- **Exercise goal**
With every picture left out, restate the listing below exactly as written.
※ ※ ※
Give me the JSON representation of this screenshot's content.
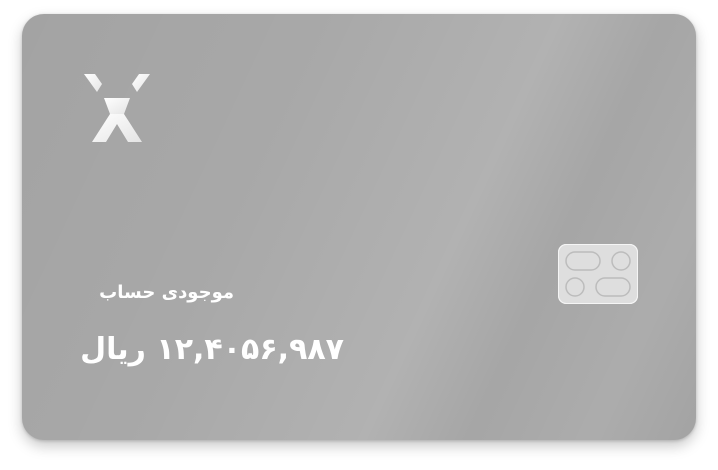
{
  "card": {
    "brand_icon": "x-logo-icon",
    "chip_icon": "card-chip-icon",
    "balance_label": "موجودی حساب",
    "balance_amount": "۱۲,۴۰۵۶,۹۸۷ ریال"
  }
}
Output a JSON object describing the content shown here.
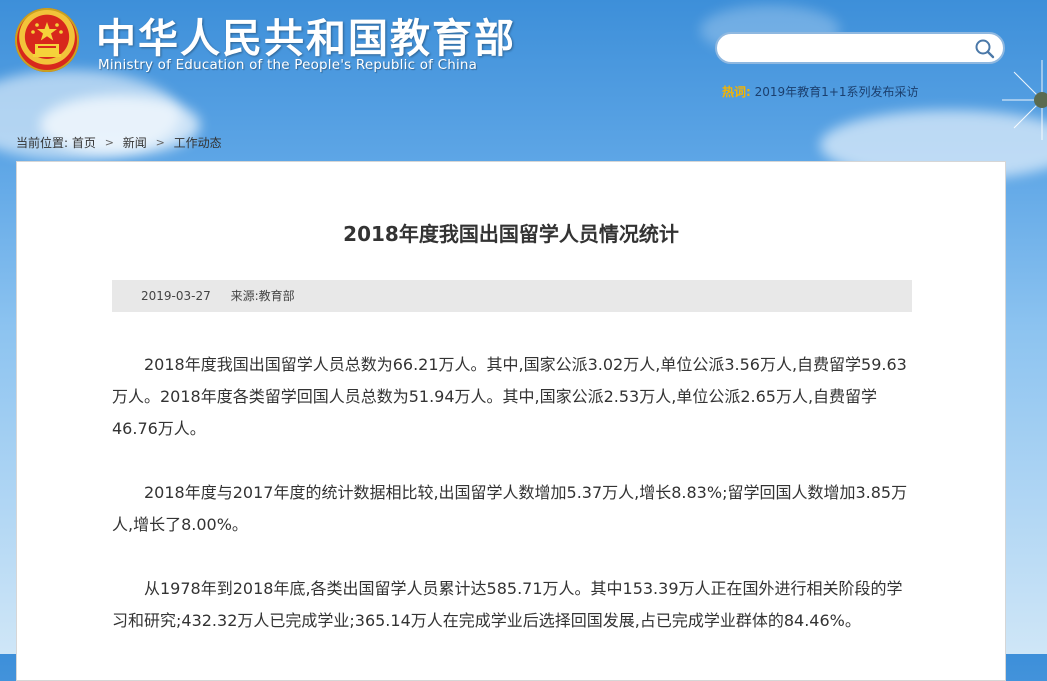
{
  "header": {
    "title_cn": "中华人民共和国教育部",
    "title_en": "Ministry of Education of the People's Republic of China",
    "search": {
      "placeholder": ""
    },
    "hot": {
      "label": "热词:",
      "link": "2019年教育1+1系列发布采访"
    }
  },
  "breadcrumb": {
    "prefix": "当前位置:",
    "items": [
      "首页",
      "新闻",
      "工作动态"
    ]
  },
  "article": {
    "title": "2018年度我国出国留学人员情况统计",
    "date": "2019-03-27",
    "source": "来源:教育部",
    "paragraphs": [
      "2018年度我国出国留学人员总数为66.21万人。其中,国家公派3.02万人,单位公派3.56万人,自费留学59.63万人。2018年度各类留学回国人员总数为51.94万人。其中,国家公派2.53万人,单位公派2.65万人,自费留学46.76万人。",
      "2018年度与2017年度的统计数据相比较,出国留学人数增加5.37万人,增长8.83%;留学回国人数增加3.85万人,增长了8.00%。",
      "从1978年到2018年底,各类出国留学人员累计达585.71万人。其中153.39万人正在国外进行相关阶段的学习和研究;432.32万人已完成学业;365.14万人在完成学业后选择回国发展,占已完成学业群体的84.46%。"
    ]
  },
  "colors": {
    "accent": "#f5b400",
    "link": "#1b3f6e"
  }
}
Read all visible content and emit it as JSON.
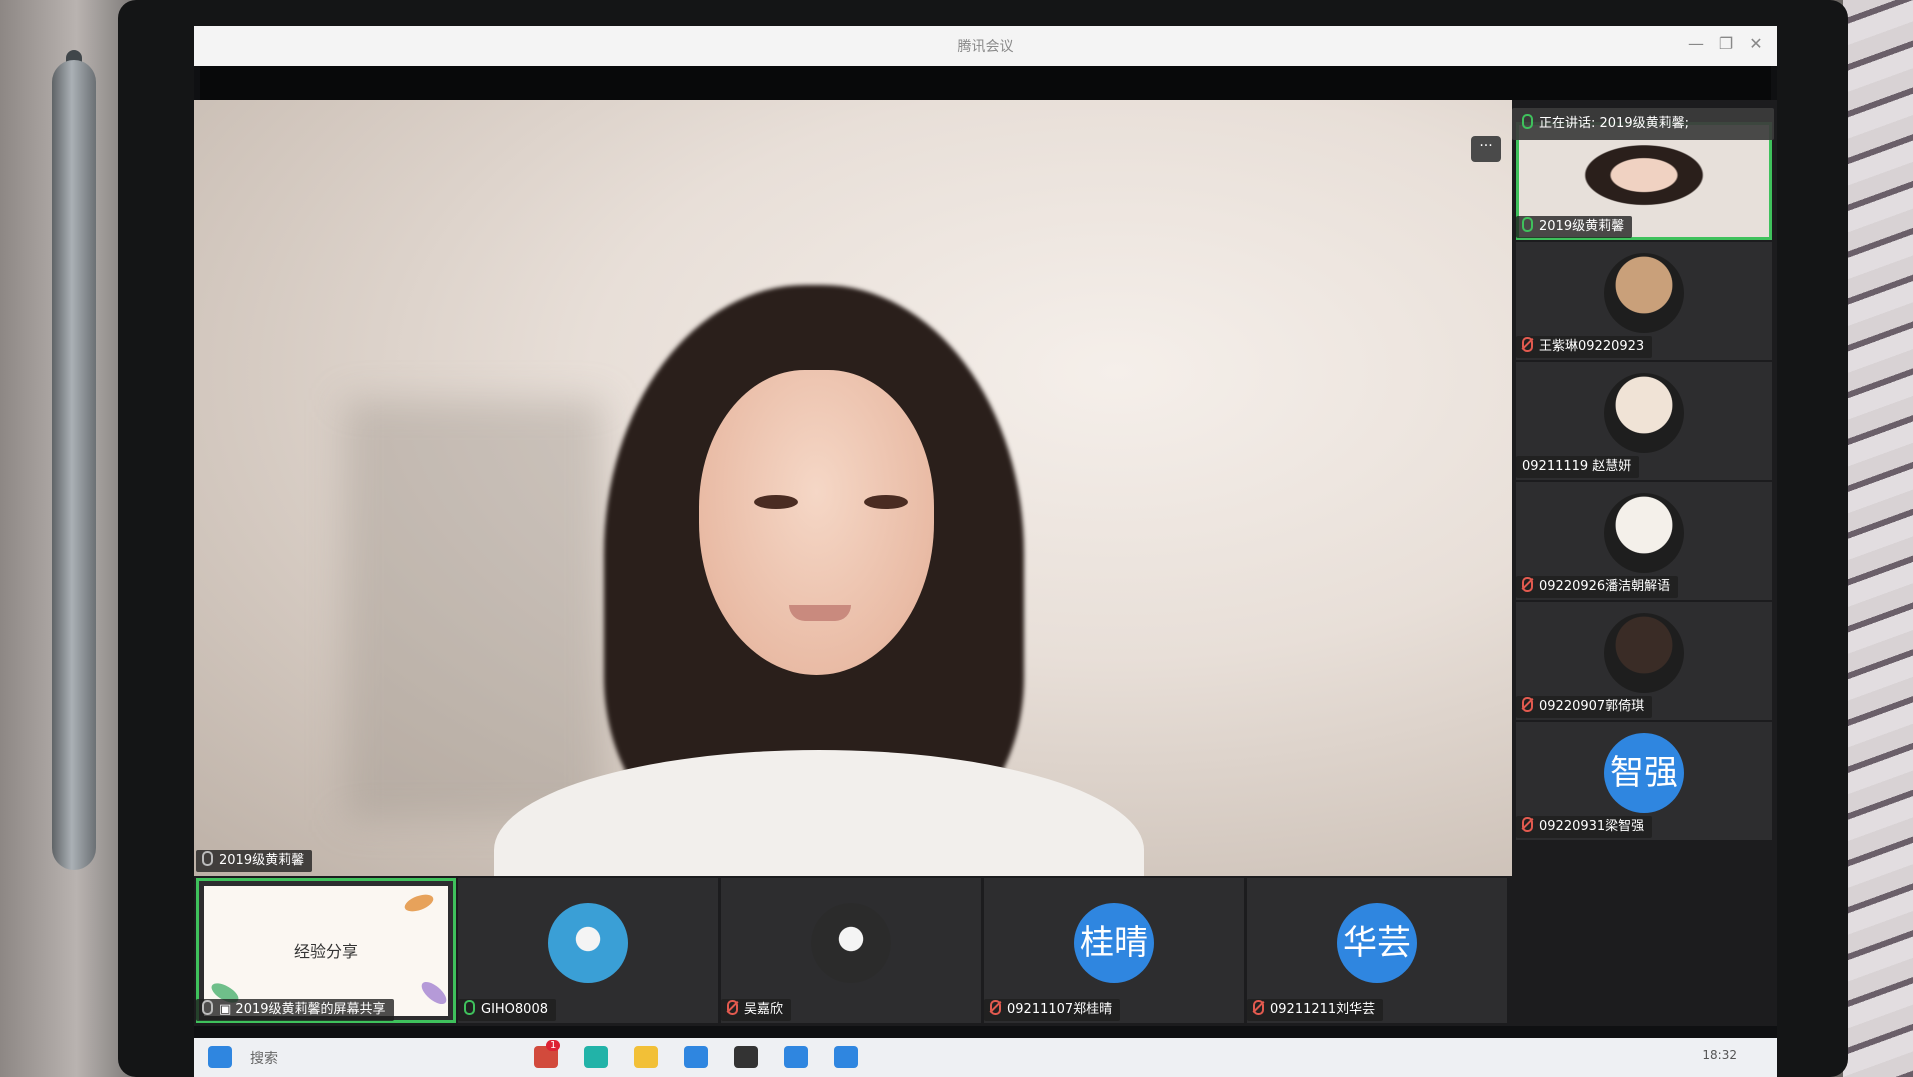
{
  "window": {
    "title": "腾讯会议",
    "minimize": "—",
    "restore": "❐",
    "close": "✕"
  },
  "main_speaker": {
    "name": "2019级黄莉馨"
  },
  "speaking_banner": {
    "label": "正在讲话: 2019级黄莉馨;"
  },
  "more_button": "···",
  "sidebar": {
    "participants": [
      {
        "name": "2019级黄莉馨",
        "mic": "on",
        "kind": "video"
      },
      {
        "name": "王紫琳09220923",
        "mic": "off",
        "kind": "photo",
        "color": "#c9a07a"
      },
      {
        "name": "09211119 赵慧妍",
        "mic": "none",
        "kind": "photo",
        "color": "#f0e3d6"
      },
      {
        "name": "09220926潘洁朝解语",
        "mic": "off",
        "kind": "photo",
        "color": "#f4f0ea"
      },
      {
        "name": "09220907郭倚琪",
        "mic": "off",
        "kind": "photo",
        "color": "#3a2c26"
      },
      {
        "name": "09220931梁智强",
        "mic": "off",
        "kind": "text",
        "avatar_text": "智强"
      }
    ]
  },
  "bottom_row": {
    "share": {
      "name": "2019级黄莉馨的屏幕共享",
      "slide_title": "经验分享"
    },
    "participants": [
      {
        "name": "GIHO8008",
        "mic": "on",
        "kind": "photo",
        "color": "#3a9fd6"
      },
      {
        "name": "吴嘉欣",
        "mic": "off",
        "kind": "photo",
        "color": "#2b2b2b"
      },
      {
        "name": "09211107郑桂晴",
        "mic": "off",
        "kind": "text",
        "avatar_text": "桂晴"
      },
      {
        "name": "09211211刘华芸",
        "mic": "off",
        "kind": "text",
        "avatar_text": "华芸"
      }
    ]
  },
  "taskbar": {
    "search": "搜索",
    "time": "18:32",
    "badge": "1"
  },
  "colors": {
    "accent_green": "#3fc15c",
    "avatar_blue": "#2f86e0",
    "mute_red": "#e25a4f"
  }
}
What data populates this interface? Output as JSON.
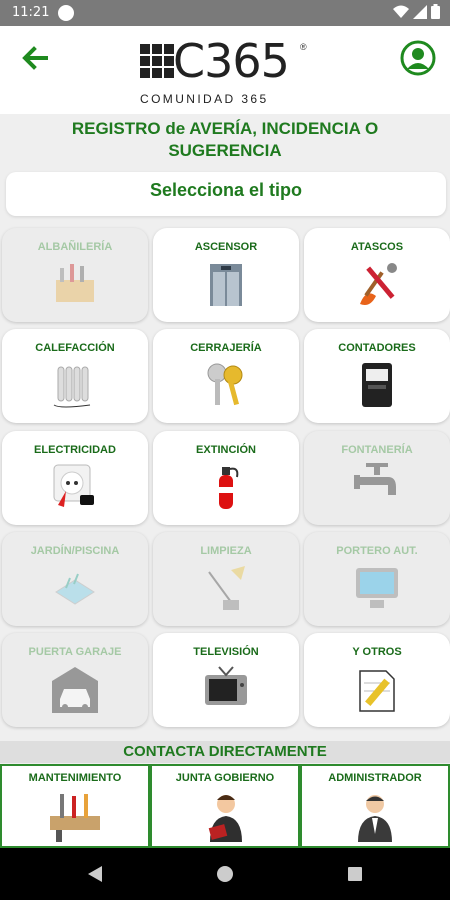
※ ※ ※
- **Solution**
Give me the JSON representation of this screenshot's content.
{
  "card": {
    "brand_icon": "x-logo-icon",
    "chip_icon": "card-chip-icon",
    "balance_label": "موجودی حساب",
    "balance_amount": "۱۲,۴۰۵۶,۹۸۷ ریال"
  }
}
Output a JSON object describing the content shown here.
{
  "header": {
    "title_cn": "中华人民共和国教育部",
    "title_en": "Ministry of Education of the People's Republic of China",
    "search": {
      "placeholder": ""
    },
    "hot": {
      "label": "热词:",
      "link": "2019年教育1+1系列发布采访"
    }
  },
  "breadcrumb": {
    "prefix": "当前位置:",
    "items": [
      "首页",
      "新闻",
      "工作动态"
    ]
  },
  "article": {
    "title": "2018年度我国出国留学人员情况统计",
    "date": "2019-03-27",
    "source": "来源:教育部",
    "paragraphs": [
      "2018年度我国出国留学人员总数为66.21万人。其中,国家公派3.02万人,单位公派3.56万人,自费留学59.63万人。2018年度各类留学回国人员总数为51.94万人。其中,国家公派2.53万人,单位公派2.65万人,自费留学46.76万人。",
      "2018年度与2017年度的统计数据相比较,出国留学人数增加5.37万人,增长8.83%;留学回国人数增加3.85万人,增长了8.00%。",
      "从1978年到2018年底,各类出国留学人员累计达585.71万人。其中153.39万人正在国外进行相关阶段的学习和研究;432.32万人已完成学业;365.14万人在完成学业后选择回国发展,占已完成学业群体的84.46%。"
    ]
  },
  "colors": {
    "accent": "#f5b400",
    "link": "#1b3f6e"
  }
}
Read all visible content and emit it as JSON.
{
  "window": {
    "title": "腾讯会议",
    "minimize": "—",
    "restore": "❐",
    "close": "✕"
  },
  "main_speaker": {
    "name": "2019级黄莉馨"
  },
  "speaking_banner": {
    "label": "正在讲话: 2019级黄莉馨;"
  },
  "more_button": "···",
  "sidebar": {
    "participants": [
      {
        "name": "2019级黄莉馨",
        "mic": "on",
        "kind": "video"
      },
      {
        "name": "王紫琳09220923",
        "mic": "off",
        "kind": "photo",
        "color": "#c9a07a"
      },
      {
        "name": "09211119 赵慧妍",
        "mic": "none",
        "kind": "photo",
        "color": "#f0e3d6"
      },
      {
        "name": "09220926潘洁朝解语",
        "mic": "off",
        "kind": "photo",
        "color": "#f4f0ea"
      },
      {
        "name": "09220907郭倚琪",
        "mic": "off",
        "kind": "photo",
        "color": "#3a2c26"
      },
      {
        "name": "09220931梁智强",
        "mic": "off",
        "kind": "text",
        "avatar_text": "智强"
      }
    ]
  },
  "bottom_row": {
    "share": {
      "name": "2019级黄莉馨的屏幕共享",
      "slide_title": "经验分享"
    },
    "participants": [
      {
        "name": "GIHO8008",
        "mic": "on",
        "kind": "photo",
        "color": "#3a9fd6"
      },
      {
        "name": "吴嘉欣",
        "mic": "off",
        "kind": "photo",
        "color": "#2b2b2b"
      },
      {
        "name": "09211107郑桂晴",
        "mic": "off",
        "kind": "text",
        "avatar_text": "桂晴"
      },
      {
        "name": "09211211刘华芸",
        "mic": "off",
        "kind": "text",
        "avatar_text": "华芸"
      }
    ]
  },
  "taskbar": {
    "search": "搜索",
    "time": "18:32",
    "badge": "1"
  },
  "colors": {
    "accent_green": "#3fc15c",
    "avatar_blue": "#2f86e0",
    "mute_red": "#e25a4f"
  }
}
What data populates this interface? Output as JSON.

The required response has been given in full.